6.11. Are the Laws of Newtonian Mechanics Always Valid? (Motion from Different Points of View)……Page 158
Summary……Page 161
7.1. Equilibrium of Bodies in the Absence of Rotation……Page 162
7.2. Equilibrium of Bodies with a Fixed Axis of Rotation……Page 165
7.3. Stability of Equilibrium of Bodies……Page 171
Summary……Page 176
8.1. Force and Momentum……Page 177
8.2. The Law of Conservation of Momentum……Page 179
8.3. Reaction Propulsion……Page 183
Summary……Page 187
9.1. Mechanical Work……Page 188
9.2. Work Done by Forces Applied to a Body and the Change in Its Velocity……Page 191
9.3. Work Done by the Force of Gravity……Page 195
9.4. Potential Energy of a Body Acted upon by the Force of Gravity……Page 198
9.5. Work Done by an Elastic Force: Potential Energy of a Body Subject to Elastic Deformation……Page 201
9.6. The Law of Conservation of Total Mechanical Energy……Page 205
9.7. Friction Work and Mechanical Energy……Page 209
9.8. Power……Page 212
9.9. Energy Transformation. Utilization of Machinery……Page 215
9.10. Efficiency……Page 217
9.11. Flow of Fluid in Pipes.
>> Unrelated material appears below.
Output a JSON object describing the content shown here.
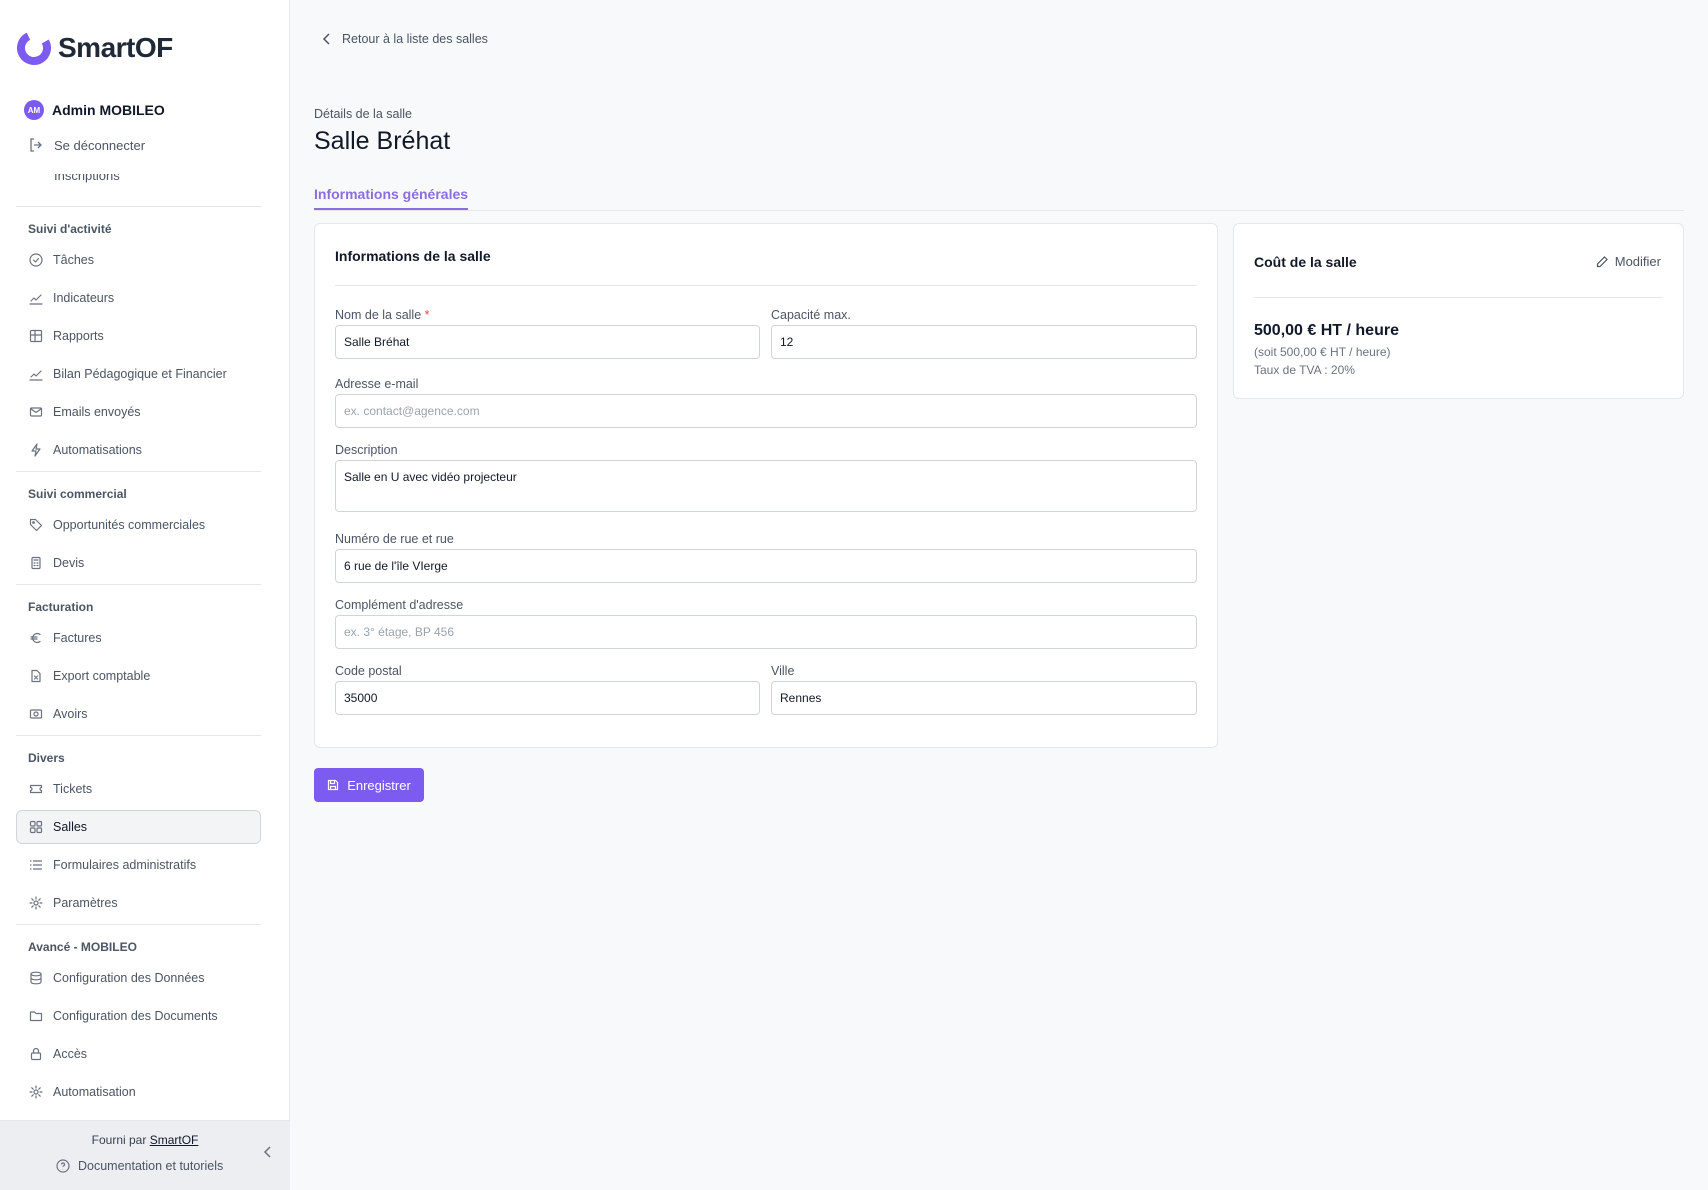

Bernoulli’s Law……Page 220
On the Importance of Conservation Laws……Page 224
Conclusion……Page 226
1. Determination of the Acceleration of a Body in Uniformly Accelerated Motion……Page 234
2. Measurement of the Rigidity of a Spring……Page 235
3. Determination of the Coeflicient of Sliding Friction……Page 237
4. Analysis of Motion of a Body Along a Parabola……Page 238
5. Analysis of Motion of a Body in a Circle……Page 239
6. Equilibrium Conditions for a Lever……Page 241
7. Determination of the Centre of Gravity of a Flat Plate……Page 242
8. Experimental Investigation of the Law of Conservation of Mechanical Energy……Page 243
Answers to Exercises……Page 245
Index……Page 247

Posted in books, mir books, mir publishers, physics, science | Tagged , , , , , , , , , , | 2 Comments